[Try it] Skipping each picture, output the entries exactly as they stand below.

[Data extracts]
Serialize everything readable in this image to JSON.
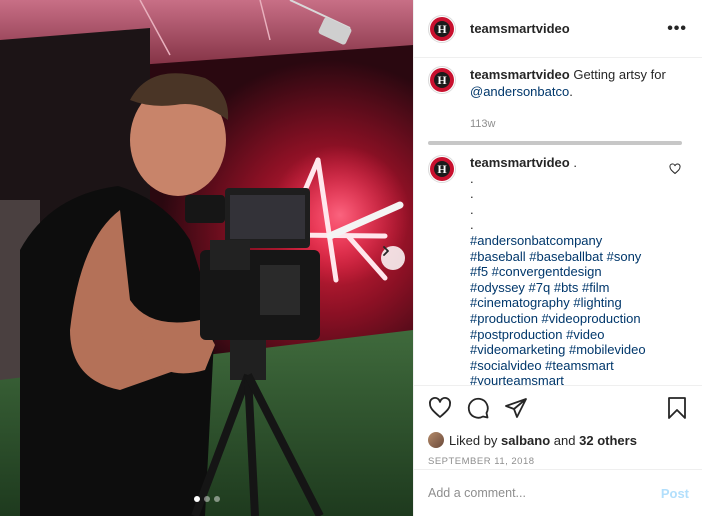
{
  "post": {
    "username": "teamsmartvideo",
    "more_label": "•••",
    "avatar_letter": "H",
    "image_dots": 3,
    "image_active_index": 0
  },
  "caption": {
    "username": "teamsmartvideo",
    "text": "Getting artsy for",
    "mention": "@andersonbatco",
    "trailing": ".",
    "time": "113w"
  },
  "comment": {
    "username": "teamsmartvideo",
    "text": ".",
    "dot_lines": [
      ".",
      ".",
      ".",
      "."
    ],
    "hashtag_lines": [
      "#andersonbatcompany",
      "#baseball #baseballbat #sony",
      "#f5 #convergentdesign",
      "#odyssey #7q #bts #film",
      "#cinematography #lighting",
      "#production #videoproduction",
      "#postproduction #video",
      "#videomarketing #mobilevideo",
      "#socialvideo #teamsmart",
      "#yourteamsmart"
    ]
  },
  "likes": {
    "prefix": "Liked by",
    "user": "salbano",
    "conjunction": "and",
    "others": "32 others"
  },
  "date": "SEPTEMBER 11, 2018",
  "add_comment": {
    "placeholder": "Add a comment...",
    "post_label": "Post"
  },
  "colors": {
    "link": "#00376b",
    "muted": "#8e8e8e",
    "post_disabled": "#b2dffc",
    "brand_red": "#c8102e"
  },
  "icons": [
    "chevron-right-icon",
    "ellipsis-icon",
    "heart-icon",
    "comment-icon",
    "share-icon",
    "bookmark-icon"
  ]
}
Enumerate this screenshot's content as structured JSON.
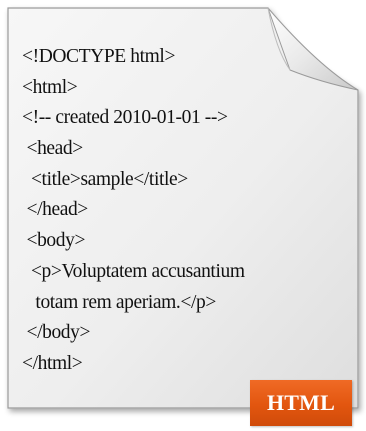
{
  "document": {
    "code_lines": [
      "<!DOCTYPE html>",
      "<html>",
      "<!-- created 2010-01-01 -->",
      " <head>",
      "  <title>sample</title>",
      " </head>",
      " <body>",
      "  <p>Voluptatem accusantium",
      "   totam rem aperiam.</p>",
      " </body>",
      "</html>"
    ],
    "icon": "document-page-icon"
  },
  "badge": {
    "label": "HTML",
    "color": "#e85a14"
  }
}
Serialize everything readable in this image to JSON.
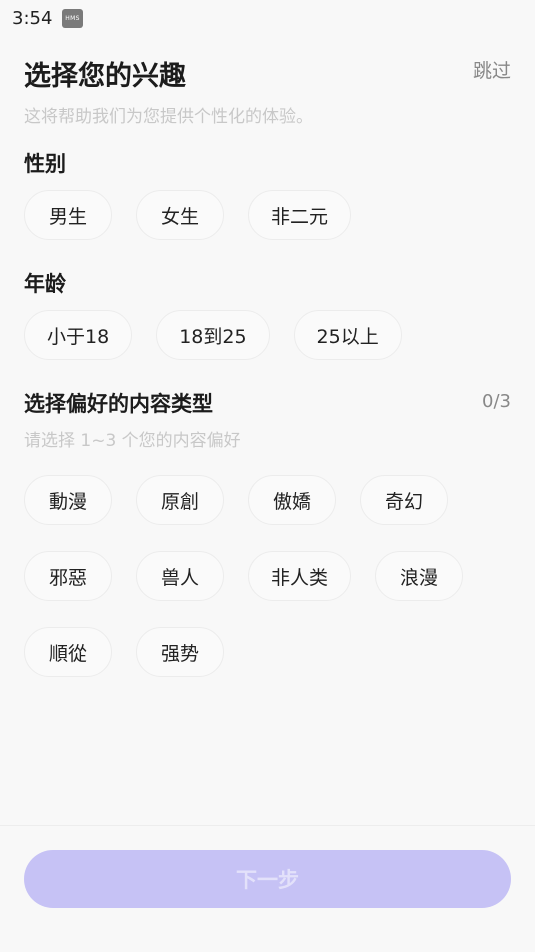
{
  "status_bar": {
    "time": "3:54",
    "app_icon_label": "HMS"
  },
  "header": {
    "title": "选择您的兴趣",
    "skip_label": "跳过",
    "subtitle": "这将帮助我们为您提供个性化的体验。"
  },
  "gender": {
    "title": "性别",
    "options": [
      "男生",
      "女生",
      "非二元"
    ]
  },
  "age": {
    "title": "年龄",
    "options": [
      "小于18",
      "18到25",
      "25以上"
    ]
  },
  "content": {
    "title": "选择偏好的内容类型",
    "counter": "0/3",
    "hint": "请选择 1~3 个您的内容偏好",
    "options": [
      "動漫",
      "原創",
      "傲嬌",
      "奇幻",
      "邪惡",
      "兽人",
      "非人类",
      "浪漫",
      "順從",
      "强势"
    ]
  },
  "footer": {
    "next_label": "下一步"
  },
  "colors": {
    "accent_disabled": "#c6c2f5",
    "background": "#f8f8f8"
  }
}
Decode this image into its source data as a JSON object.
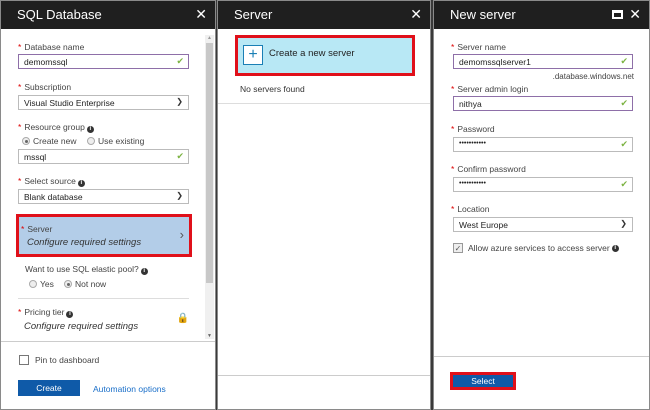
{
  "sql_panel": {
    "title": "SQL Database",
    "fields": {
      "db_name_label": "Database name",
      "db_name_value": "demomssql",
      "subscription_label": "Subscription",
      "subscription_value": "Visual Studio Enterprise",
      "rg_label": "Resource group",
      "rg_create_new": "Create new",
      "rg_use_existing": "Use existing",
      "rg_value": "mssql",
      "source_label": "Select source",
      "source_value": "Blank database",
      "server_label": "Server",
      "server_value": "Configure required settings",
      "elastic_label": "Want to use SQL elastic pool?",
      "elastic_yes": "Yes",
      "elastic_not_now": "Not now",
      "pricing_label": "Pricing tier",
      "pricing_value": "Configure required settings"
    },
    "pin_label": "Pin to dashboard",
    "create_label": "Create",
    "automation_label": "Automation options"
  },
  "server_panel": {
    "title": "Server",
    "create_label": "Create a new server",
    "empty_text": "No servers found"
  },
  "new_server_panel": {
    "title": "New server",
    "server_name_label": "Server name",
    "server_name_value": "demomssqlserver1",
    "domain_suffix": ".database.windows.net",
    "admin_label": "Server admin login",
    "admin_value": "nithya",
    "password_label": "Password",
    "password_value": "•••••••••••",
    "confirm_label": "Confirm password",
    "confirm_value": "•••••••••••",
    "location_label": "Location",
    "location_value": "West Europe",
    "allow_label": "Allow azure services to access server",
    "select_label": "Select"
  },
  "colors": {
    "header": "#1f1f1f",
    "accent": "#0f5aa8",
    "highlight_border": "#e0101a",
    "selected_bg": "#b3cde8",
    "create_bg": "#b8e8f5"
  }
}
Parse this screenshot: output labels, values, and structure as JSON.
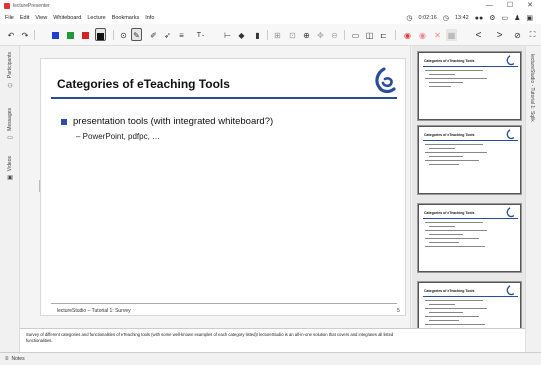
{
  "window": {
    "title": "lecturePresenter",
    "minimize": "—",
    "maximize": "☐",
    "close": "✕"
  },
  "menu": {
    "items": [
      "File",
      "Edit",
      "View",
      "Whiteboard",
      "Lecture",
      "Bookmarks",
      "Info"
    ],
    "timer": "0:02:16",
    "clock": "13:42"
  },
  "colors": {
    "accent": "#2a4d9b",
    "bullet": "#2b4fa8",
    "swatch_blue": "#1f3fd0",
    "swatch_green": "#1e9a3a",
    "swatch_red": "#d42020",
    "swatch_black": "#111111",
    "record": "#e23b3b"
  },
  "toolbar": {
    "undo": "↶",
    "redo": "↷",
    "text_tool": "T",
    "zoom_in": "⊕",
    "zoom_out": "⊖",
    "prev": "<",
    "next": ">"
  },
  "sidebar_left": {
    "participants": "Participants",
    "messages": "Messages",
    "videos": "Videos"
  },
  "sidebar_right": {
    "label": "lectureStudio - Tutorial 1: Sqlik"
  },
  "slide": {
    "title": "Categories of eTeaching Tools",
    "bullet": "presentation tools (with integrated whiteboard?)",
    "subbullet": "– PowerPoint, pdfpc, …",
    "footer": "lectureStudio – Tutorial 1: Survey",
    "page": "5"
  },
  "thumbnails": [
    {
      "title": "Categories of eTeaching Tools",
      "lines": 5
    },
    {
      "title": "Categories of eTeaching Tools",
      "lines": 6
    },
    {
      "title": "Categories of eTeaching Tools",
      "lines": 7
    },
    {
      "title": "Categories of eTeaching Tools",
      "lines": 9
    }
  ],
  "notes": {
    "text": "Survey of different categories and functionalities of eTeaching tools (with some well-known examples of each category listed)! lectureStudio is an all-in-one solution that covers and integrates all listed functionalities.",
    "tab_label": "Notes"
  }
}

[Expected answer]
Serialize everything readable in this image to JSON.
{
  "post": {
    "username": "teamsmartvideo",
    "more_label": "•••",
    "avatar_letter": "H",
    "image_dots": 3,
    "image_active_index": 0
  },
  "caption": {
    "username": "teamsmartvideo",
    "text": "Getting artsy for",
    "mention": "@andersonbatco",
    "trailing": ".",
    "time": "113w"
  },
  "comment": {
    "username": "teamsmartvideo",
    "text": ".",
    "dot_lines": [
      ".",
      ".",
      ".",
      "."
    ],
    "hashtag_lines": [
      "#andersonbatcompany",
      "#baseball #baseballbat #sony",
      "#f5 #convergentdesign",
      "#odyssey #7q #bts #film",
      "#cinematography #lighting",
      "#production #videoproduction",
      "#postproduction #video",
      "#videomarketing #mobilevideo",
      "#socialvideo #teamsmart",
      "#yourteamsmart"
    ]
  },
  "likes": {
    "prefix": "Liked by",
    "user": "salbano",
    "conjunction": "and",
    "others": "32 others"
  },
  "date": "SEPTEMBER 11, 2018",
  "add_comment": {
    "placeholder": "Add a comment...",
    "post_label": "Post"
  },
  "colors": {
    "link": "#00376b",
    "muted": "#8e8e8e",
    "post_disabled": "#b2dffc",
    "brand_red": "#c8102e"
  },
  "icons": [
    "chevron-right-icon",
    "ellipsis-icon",
    "heart-icon",
    "comment-icon",
    "share-icon",
    "bookmark-icon"
  ]
}
Enumerate this screenshot's content as structured JSON.
{
  "document": {
    "code_lines": [
      "<!DOCTYPE html>",
      "<html>",
      "<!-- created 2010-01-01 -->",
      " <head>",
      "  <title>sample</title>",
      " </head>",
      " <body>",
      "  <p>Voluptatem accusantium",
      "   totam rem aperiam.</p>",
      " </body>",
      "</html>"
    ],
    "icon": "document-page-icon"
  },
  "badge": {
    "label": "HTML",
    "color": "#e85a14"
  }
}
Serialize everything readable in this image to JSON.
{
  "status_bar": {
    "time": "3:54",
    "app_icon_label": "HMS"
  },
  "header": {
    "title": "选择您的兴趣",
    "skip_label": "跳过",
    "subtitle": "这将帮助我们为您提供个性化的体验。"
  },
  "gender": {
    "title": "性别",
    "options": [
      "男生",
      "女生",
      "非二元"
    ]
  },
  "age": {
    "title": "年龄",
    "options": [
      "小于18",
      "18到25",
      "25以上"
    ]
  },
  "content": {
    "title": "选择偏好的内容类型",
    "counter": "0/3",
    "hint": "请选择 1~3 个您的内容偏好",
    "options": [
      "動漫",
      "原創",
      "傲嬌",
      "奇幻",
      "邪惡",
      "兽人",
      "非人类",
      "浪漫",
      "順從",
      "强势"
    ]
  },
  "footer": {
    "next_label": "下一步"
  },
  "colors": {
    "accent_disabled": "#c6c2f5",
    "background": "#f8f8f8"
  }
}
Decode this image into its source data as a JSON object.
{
  "sql_panel": {
    "title": "SQL Database",
    "fields": {
      "db_name_label": "Database name",
      "db_name_value": "demomssql",
      "subscription_label": "Subscription",
      "subscription_value": "Visual Studio Enterprise",
      "rg_label": "Resource group",
      "rg_create_new": "Create new",
      "rg_use_existing": "Use existing",
      "rg_value": "mssql",
      "source_label": "Select source",
      "source_value": "Blank database",
      "server_label": "Server",
      "server_value": "Configure required settings",
      "elastic_label": "Want to use SQL elastic pool?",
      "elastic_yes": "Yes",
      "elastic_not_now": "Not now",
      "pricing_label": "Pricing tier",
      "pricing_value": "Configure required settings"
    },
    "pin_label": "Pin to dashboard",
    "create_label": "Create",
    "automation_label": "Automation options"
  },
  "server_panel": {
    "title": "Server",
    "create_label": "Create a new server",
    "empty_text": "No servers found"
  },
  "new_server_panel": {
    "title": "New server",
    "server_name_label": "Server name",
    "server_name_value": "demomssqlserver1",
    "domain_suffix": ".database.windows.net",
    "admin_label": "Server admin login",
    "admin_value": "nithya",
    "password_label": "Password",
    "password_value": "•••••••••••",
    "confirm_label": "Confirm password",
    "confirm_value": "•••••••••••",
    "location_label": "Location",
    "location_value": "West Europe",
    "allow_label": "Allow azure services to access server",
    "select_label": "Select"
  },
  "colors": {
    "header": "#1f1f1f",
    "accent": "#0f5aa8",
    "highlight_border": "#e0101a",
    "selected_bg": "#b3cde8",
    "create_bg": "#b8e8f5"
  }
}
Parse this screenshot: output labels, values, and structure as JSON.
{
  "window": {
    "title": "lecturePresenter",
    "minimize": "—",
    "maximize": "☐",
    "close": "✕"
  },
  "menu": {
    "items": [
      "File",
      "Edit",
      "View",
      "Whiteboard",
      "Lecture",
      "Bookmarks",
      "Info"
    ],
    "timer": "0:02:16",
    "clock": "13:42"
  },
  "colors": {
    "accent": "#2a4d9b",
    "bullet": "#2b4fa8",
    "swatch_blue": "#1f3fd0",
    "swatch_green": "#1e9a3a",
    "swatch_red": "#d42020",
    "swatch_black": "#111111",
    "record": "#e23b3b"
  },
  "toolbar": {
    "undo": "↶",
    "redo": "↷",
    "text_tool": "T",
    "zoom_in": "⊕",
    "zoom_out": "⊖",
    "prev": "<",
    "next": ">"
  },
  "sidebar_left": {
    "participants": "Participants",
    "messages": "Messages",
    "videos": "Videos"
  },
  "sidebar_right": {
    "label": "lectureStudio - Tutorial 1: Sqlik"
  },
  "slide": {
    "title": "Categories of eTeaching Tools",
    "bullet": "presentation tools (with integrated whiteboard?)",
    "subbullet": "– PowerPoint, pdfpc, …",
    "footer": "lectureStudio – Tutorial 1: Survey",
    "page": "5"
  },
  "thumbnails": [
    {
      "title": "Categories of eTeaching Tools",
      "lines": 5
    },
    {
      "title": "Categories of eTeaching Tools",
      "lines": 6
    },
    {
      "title": "Categories of eTeaching Tools",
      "lines": 7
    },
    {
      "title": "Categories of eTeaching Tools",
      "lines": 9
    }
  ],
  "notes": {
    "text": "Survey of different categories and functionalities of eTeaching tools (with some well-known examples of each category listed)! lectureStudio is an all-in-one solution that covers and integrates all listed functionalities.",
    "tab_label": "Notes"
  }
}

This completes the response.